▶ PROBLEM STATEMENT: The records below are to be written out again, exactly as they appear.

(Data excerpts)
★ ★ ★ ★

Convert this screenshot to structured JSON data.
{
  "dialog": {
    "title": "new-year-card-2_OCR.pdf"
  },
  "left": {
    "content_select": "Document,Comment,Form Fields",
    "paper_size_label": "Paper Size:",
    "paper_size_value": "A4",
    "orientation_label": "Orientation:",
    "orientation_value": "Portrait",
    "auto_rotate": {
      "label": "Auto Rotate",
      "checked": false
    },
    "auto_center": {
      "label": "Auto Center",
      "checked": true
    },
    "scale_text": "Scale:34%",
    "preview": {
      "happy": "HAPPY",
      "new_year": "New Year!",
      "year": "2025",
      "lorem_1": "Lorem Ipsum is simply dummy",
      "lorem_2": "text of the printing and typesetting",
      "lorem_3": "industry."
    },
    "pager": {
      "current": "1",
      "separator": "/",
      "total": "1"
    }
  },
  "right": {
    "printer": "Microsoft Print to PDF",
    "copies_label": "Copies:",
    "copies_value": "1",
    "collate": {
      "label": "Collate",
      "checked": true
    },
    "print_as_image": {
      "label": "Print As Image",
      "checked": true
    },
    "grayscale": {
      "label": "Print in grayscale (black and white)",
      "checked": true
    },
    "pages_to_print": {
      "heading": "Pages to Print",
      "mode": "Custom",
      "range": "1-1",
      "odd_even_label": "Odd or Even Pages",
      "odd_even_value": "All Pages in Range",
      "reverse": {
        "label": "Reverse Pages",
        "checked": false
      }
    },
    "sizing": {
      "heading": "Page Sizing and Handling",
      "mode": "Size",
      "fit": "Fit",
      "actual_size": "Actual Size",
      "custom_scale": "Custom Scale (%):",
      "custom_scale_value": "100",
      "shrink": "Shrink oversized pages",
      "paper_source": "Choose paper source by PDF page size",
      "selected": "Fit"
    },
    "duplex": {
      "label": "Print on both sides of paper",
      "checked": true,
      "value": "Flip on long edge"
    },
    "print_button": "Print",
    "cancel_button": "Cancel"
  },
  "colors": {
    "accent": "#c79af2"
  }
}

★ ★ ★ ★

▶ YOUR RESPONSE:
Convert this screenshot to structured JSON data.
{
  "dialog": {
    "title": "new-year-card-2_OCR.pdf"
  },
  "left": {
    "content_select": "Document,Comment,Form Fields",
    "paper_size_label": "Paper Size:",
    "paper_size_value": "A4",
    "orientation_label": "Orientation:",
    "orientation_value": "Portrait",
    "auto_rotate": {
      "label": "Auto Rotate",
      "checked": false
    },
    "auto_center": {
      "label": "Auto Center",
      "checked": true
    },
    "scale_text": "Scale:34%",
    "preview": {
      "happy": "HAPPY",
      "new_year": "New Year!",
      "year": "2025",
      "lorem_1": "Lorem Ipsum is simply dummy",
      "lorem_2": "text of the printing and typesetting",
      "lorem_3": "industry."
    },
    "pager": {
      "current": "1",
      "separator": "/",
      "total": "1"
    }
  },
  "right": {
    "printer": "Microsoft Print to PDF",
    "copies_label": "Copies:",
    "copies_value": "1",
    "collate": {
      "label": "Collate",
      "checked": true
    },
    "print_as_image": {
      "label": "Print As Image",
      "checked": true
    },
    "grayscale": {
      "label": "Print in grayscale (black and white)",
      "checked": true
    },
    "pages_to_print": {
      "heading": "Pages to Print",
      "mode": "Custom",
      "range": "1-1",
      "odd_even_label": "Odd or Even Pages",
      "odd_even_value": "All Pages in Range",
      "reverse": {
        "label": "Reverse Pages",
        "checked": false
      }
    },
    "sizing": {
      "heading": "Page Sizing and Handling",
      "mode": "Size",
      "fit": "Fit",
      "actual_size": "Actual Size",
      "custom_scale": "Custom Scale (%):",
      "custom_scale_value": "100",
      "shrink": "Shrink oversized pages",
      "paper_source": "Choose paper source by PDF page size",
      "selected": "Fit"
    },
    "duplex": {
      "label": "Print on both sides of paper",
      "checked": true,
      "value": "Flip on long edge"
    },
    "print_button": "Print",
    "cancel_button": "Cancel"
  },
  "colors": {
    "accent": "#c79af2"
  }
}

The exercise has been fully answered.